=== DATA FOR THE TASK ===

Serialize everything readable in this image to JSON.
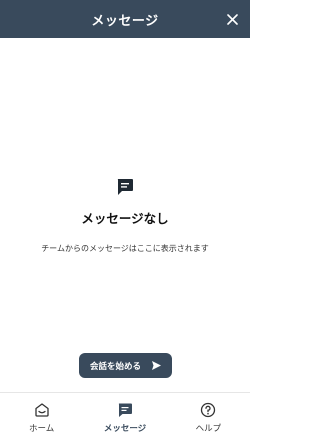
{
  "header": {
    "title": "メッセージ"
  },
  "empty_state": {
    "icon": "chat-bubble-icon",
    "title": "メッセージなし",
    "description": "チームからのメッセージはここに表示されます"
  },
  "start_button": {
    "label": "会話を始める",
    "icon": "send-icon"
  },
  "nav": {
    "items": [
      {
        "label": "ホーム",
        "icon": "home-icon",
        "active": false
      },
      {
        "label": "メッセージ",
        "icon": "messages-icon",
        "active": true
      },
      {
        "label": "ヘルプ",
        "icon": "help-icon",
        "active": false
      }
    ]
  },
  "colors": {
    "header_bg": "#394a5c",
    "button_bg": "#394a5c",
    "text_dark": "#111111"
  }
}
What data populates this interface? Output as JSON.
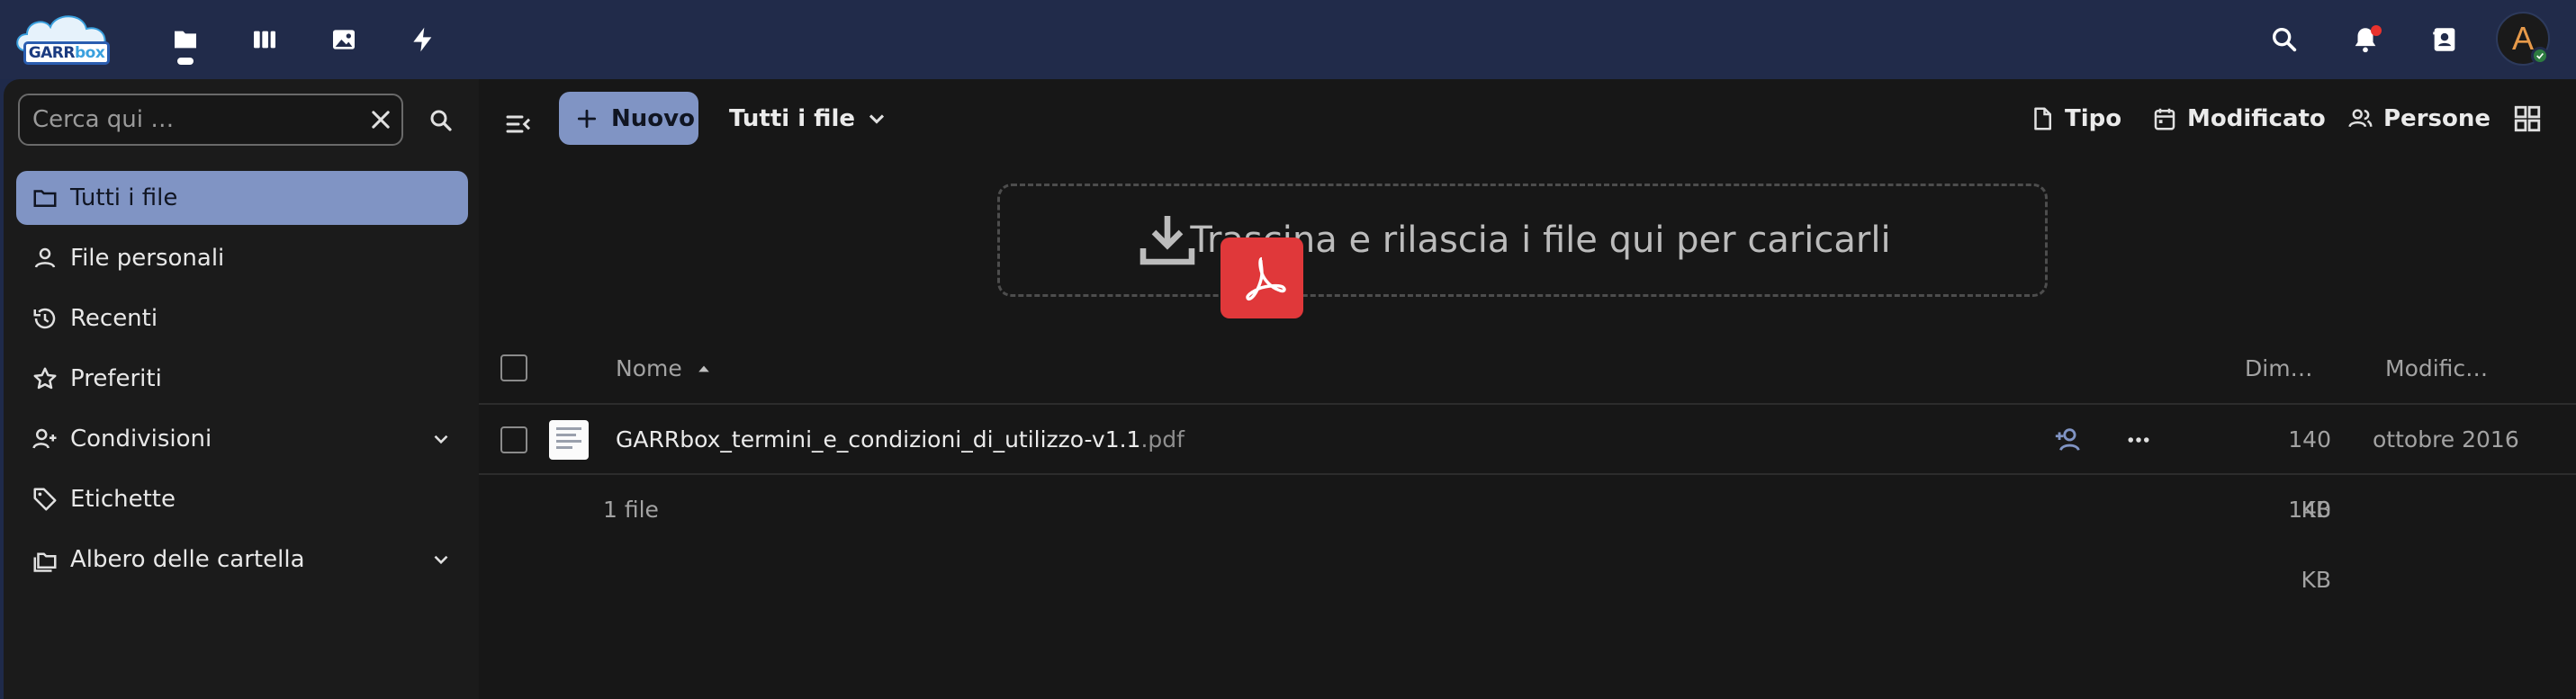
{
  "header": {
    "logo": {
      "text_main": "GARR",
      "text_accent": "box"
    },
    "apps": [
      {
        "name": "files-icon",
        "label": "Files"
      },
      {
        "name": "activity-icon",
        "label": "Activity"
      },
      {
        "name": "photos-icon",
        "label": "Photos"
      },
      {
        "name": "flash-icon",
        "label": "Flow"
      }
    ],
    "right": [
      {
        "name": "search-icon"
      },
      {
        "name": "notifications-icon"
      },
      {
        "name": "contacts-icon"
      }
    ],
    "avatar_initial": "A",
    "accent_color": "#8094c4",
    "header_bg": "#212b4a"
  },
  "sidebar": {
    "search": {
      "placeholder": "Cerca qui …",
      "value": ""
    },
    "items": [
      {
        "label": "Tutti i file",
        "icon": "folder-icon",
        "active": true
      },
      {
        "label": "File personali",
        "icon": "person-icon",
        "active": false
      },
      {
        "label": "Recenti",
        "icon": "history-icon",
        "active": false
      },
      {
        "label": "Preferiti",
        "icon": "star-icon",
        "active": false
      },
      {
        "label": "Condivisioni",
        "icon": "share-icon",
        "active": false,
        "expandable": true
      },
      {
        "label": "Etichette",
        "icon": "tag-icon",
        "active": false
      },
      {
        "label": "Albero delle cartella",
        "icon": "folder-tree-icon",
        "active": false,
        "expandable": true
      }
    ]
  },
  "toolbar": {
    "new_label": "Nuovo",
    "breadcrumb": "Tutti i file",
    "filters": [
      {
        "label": "Tipo",
        "icon": "file-type-icon"
      },
      {
        "label": "Modificato",
        "icon": "calendar-icon"
      },
      {
        "label": "Persone",
        "icon": "people-icon"
      }
    ]
  },
  "dropzone": {
    "text": "Trascina e rilascia i file qui per caricarli"
  },
  "table": {
    "columns": {
      "name": "Nome",
      "size": "Dim…",
      "modified": "Modific…"
    },
    "rows": [
      {
        "basename": "GARRbox_termini_e_condizioni_di_utilizzo-v1.1",
        "extension": ".pdf",
        "size": "140 KB",
        "modified": "ottobre 2016"
      }
    ],
    "summary": {
      "count": "1 file",
      "size": "140 KB"
    }
  }
}
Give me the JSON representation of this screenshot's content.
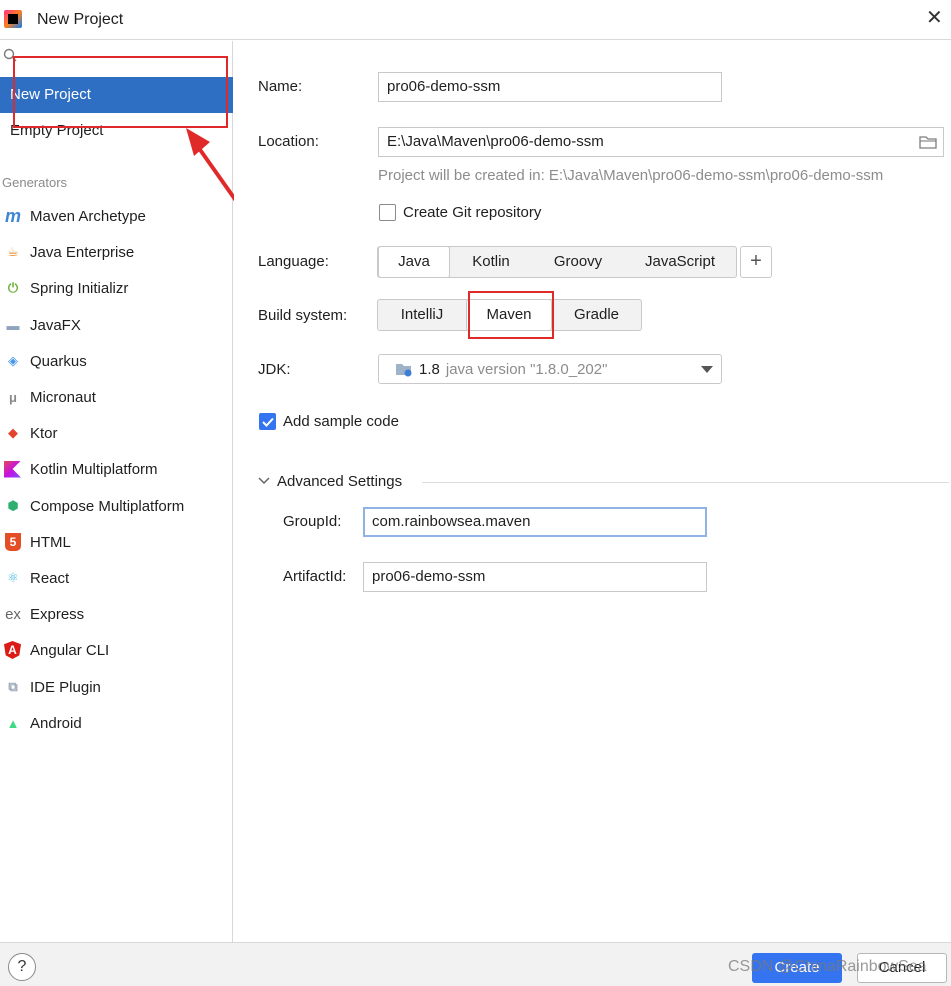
{
  "window": {
    "title": "New Project"
  },
  "sidebar": {
    "items": [
      {
        "label": "New Project",
        "selected": true
      },
      {
        "label": "Empty Project",
        "selected": false
      }
    ],
    "section_label": "Generators",
    "generators": [
      {
        "label": "Maven Archetype",
        "icon": "maven-icon",
        "glyph": "m",
        "color": "#3e86d6"
      },
      {
        "label": "Java Enterprise",
        "icon": "java-enterprise-icon",
        "glyph": "☕",
        "color": "#e8861c"
      },
      {
        "label": "Spring Initializr",
        "icon": "spring-icon",
        "glyph": "⏻",
        "color": "#6db33f"
      },
      {
        "label": "JavaFX",
        "icon": "javafx-icon",
        "glyph": "▬",
        "color": "#8fa3bf"
      },
      {
        "label": "Quarkus",
        "icon": "quarkus-icon",
        "glyph": "◈",
        "color": "#4695eb"
      },
      {
        "label": "Micronaut",
        "icon": "micronaut-icon",
        "glyph": "μ",
        "color": "#8a8a8a"
      },
      {
        "label": "Ktor",
        "icon": "ktor-icon",
        "glyph": "◆",
        "color": "#e3442e"
      },
      {
        "label": "Kotlin Multiplatform",
        "icon": "kotlin-icon",
        "glyph": "K",
        "color": "#8a63d2"
      },
      {
        "label": "Compose Multiplatform",
        "icon": "compose-icon",
        "glyph": "⬢",
        "color": "#2fb06f"
      },
      {
        "label": "HTML",
        "icon": "html5-icon",
        "glyph": "5",
        "color": "#e44d26"
      },
      {
        "label": "React",
        "icon": "react-icon",
        "glyph": "⚛",
        "color": "#3fb6e0"
      },
      {
        "label": "Express",
        "icon": "express-icon",
        "glyph": "ex",
        "color": "#666666"
      },
      {
        "label": "Angular CLI",
        "icon": "angular-icon",
        "glyph": "A",
        "color": "#dd1b16"
      },
      {
        "label": "IDE Plugin",
        "icon": "plugin-icon",
        "glyph": "⧉",
        "color": "#9aa7b8"
      },
      {
        "label": "Android",
        "icon": "android-icon",
        "glyph": "▲",
        "color": "#3ddc84"
      }
    ]
  },
  "form": {
    "name_label": "Name:",
    "name_value": "pro06-demo-ssm",
    "location_label": "Location:",
    "location_value": "E:\\Java\\Maven\\pro06-demo-ssm",
    "location_hint": "Project will be created in: E:\\Java\\Maven\\pro06-demo-ssm\\pro06-demo-ssm",
    "git_label": "Create Git repository",
    "git_checked": false,
    "language_label": "Language:",
    "languages": [
      "Java",
      "Kotlin",
      "Groovy",
      "JavaScript"
    ],
    "language_selected": "Java",
    "add_language": "+",
    "build_label": "Build system:",
    "build_systems": [
      "IntelliJ",
      "Maven",
      "Gradle"
    ],
    "build_selected": "Maven",
    "jdk_label": "JDK:",
    "jdk_version": "1.8",
    "jdk_detail": "java version \"1.8.0_202\"",
    "sample_label": "Add sample code",
    "sample_checked": true,
    "advanced_label": "Advanced Settings",
    "groupid_label": "GroupId:",
    "groupid_value": "com.rainbowsea.maven",
    "artifactid_label": "ArtifactId:",
    "artifactid_value": "pro06-demo-ssm"
  },
  "footer": {
    "help": "?",
    "create": "Create",
    "cancel": "Cancel"
  },
  "watermark": "CSDN @ChinaRainbowSea",
  "colors": {
    "selection": "#2f6fc3",
    "primary_button": "#3574f0",
    "annotation": "#e02a2a"
  }
}
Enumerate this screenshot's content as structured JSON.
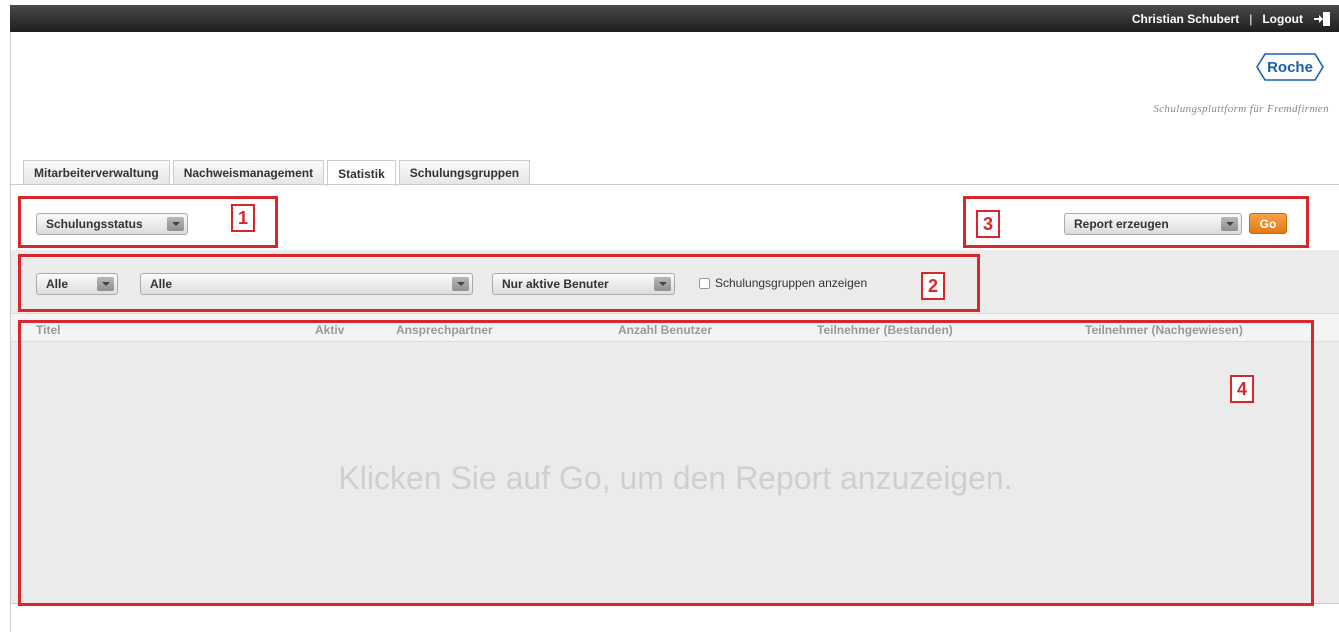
{
  "topbar": {
    "user_name": "Christian Schubert",
    "separator": "|",
    "logout_label": "Logout"
  },
  "brand": {
    "logo_text": "Roche",
    "tagline": "Schulungsplattform für Fremdfirmen"
  },
  "tabs": [
    {
      "label": "Mitarbeiterverwaltung"
    },
    {
      "label": "Nachweismanagement"
    },
    {
      "label": "Statistik",
      "active": true
    },
    {
      "label": "Schulungsgruppen"
    }
  ],
  "report_type": {
    "selected": "Schulungsstatus"
  },
  "report_action": {
    "selected": "Report erzeugen",
    "go_label": "Go"
  },
  "filters": {
    "filter1": "Alle",
    "filter2": "Alle",
    "user_status": "Nur aktive Benuter",
    "show_groups_label": "Schulungsgruppen anzeigen"
  },
  "table": {
    "columns": [
      "Titel",
      "Aktiv",
      "Ansprechpartner",
      "Anzahl Benutzer",
      "Teilnehmer (Bestanden)",
      "Teilnehmer (Nachgewiesen)"
    ],
    "empty_message": "Klicken Sie auf Go, um den Report anzuzeigen."
  },
  "callouts": [
    "1",
    "2",
    "3",
    "4"
  ],
  "colors": {
    "callout": "#d9262a",
    "go_button": "#e8841d",
    "brand": "#1a5fa8",
    "topbar": "#2a2a2a"
  }
}
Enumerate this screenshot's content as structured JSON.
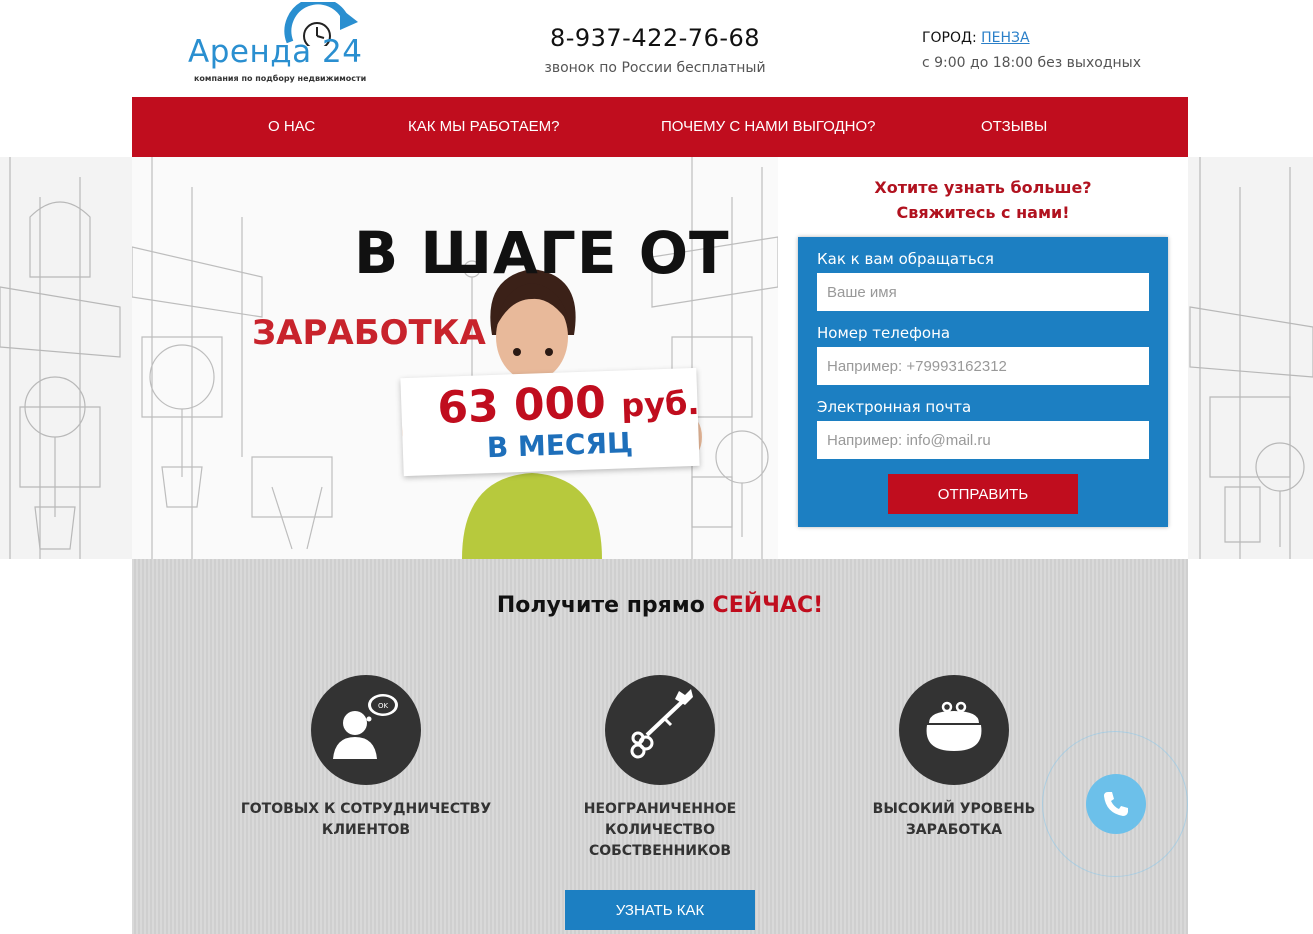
{
  "header": {
    "logo_text": "Аренда",
    "logo_number": "24",
    "logo_tagline": "компания по подбору недвижимости",
    "phone": "8-937-422-76-68",
    "phone_note": "звонок по России бесплатный",
    "city_label": "ГОРОД:",
    "city_value": "ПЕНЗА",
    "hours": "с 9:00 до 18:00 без выходных"
  },
  "nav": {
    "items": [
      {
        "label": "О НАС"
      },
      {
        "label": "КАК МЫ РАБОТАЕМ?"
      },
      {
        "label": "ПОЧЕМУ С НАМИ ВЫГОДНО?"
      },
      {
        "label": "ОТЗЫВЫ"
      }
    ]
  },
  "hero": {
    "title": "В ШАГЕ ОТ",
    "subtitle": "ЗАРАБОТКА",
    "amount": "63 000",
    "currency": "руб.",
    "period": "В МЕСЯЦ"
  },
  "contact": {
    "title_line1": "Хотите узнать больше?",
    "title_line2": "Свяжитесь с нами!",
    "name_label": "Как к вам обращаться",
    "name_placeholder": "Ваше имя",
    "phone_label": "Номер телефона",
    "phone_placeholder": "Например: +79993162312",
    "email_label": "Электронная почта",
    "email_placeholder": "Например: info@mail.ru",
    "submit_label": "ОТПРАВИТЬ"
  },
  "benefits": {
    "title_prefix": "Получите прямо",
    "title_accent": "СЕЙЧАС!",
    "items": [
      {
        "icon": "client-chat-icon",
        "line1": "ГОТОВЫХ К СОТРУДНИЧЕСТВУ",
        "line2": "КЛИЕНТОВ"
      },
      {
        "icon": "key-icon",
        "line1": "НЕОГРАНИЧЕННОЕ КОЛИЧЕСТВО",
        "line2": "СОБСТВЕННИКОВ"
      },
      {
        "icon": "purse-icon",
        "line1": "ВЫСОКИЙ УРОВЕНЬ ЗАРАБОТКА",
        "line2": ""
      }
    ],
    "button_label": "УЗНАТЬ КАК",
    "bubble_text": "OK"
  },
  "colors": {
    "brand_red": "#c00d1e",
    "brand_blue": "#1c7fc2",
    "logo_blue": "#2a8fd0",
    "dark_circle": "#333333"
  }
}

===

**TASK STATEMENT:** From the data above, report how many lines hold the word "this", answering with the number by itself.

**EXERCISE ANSWER:** 5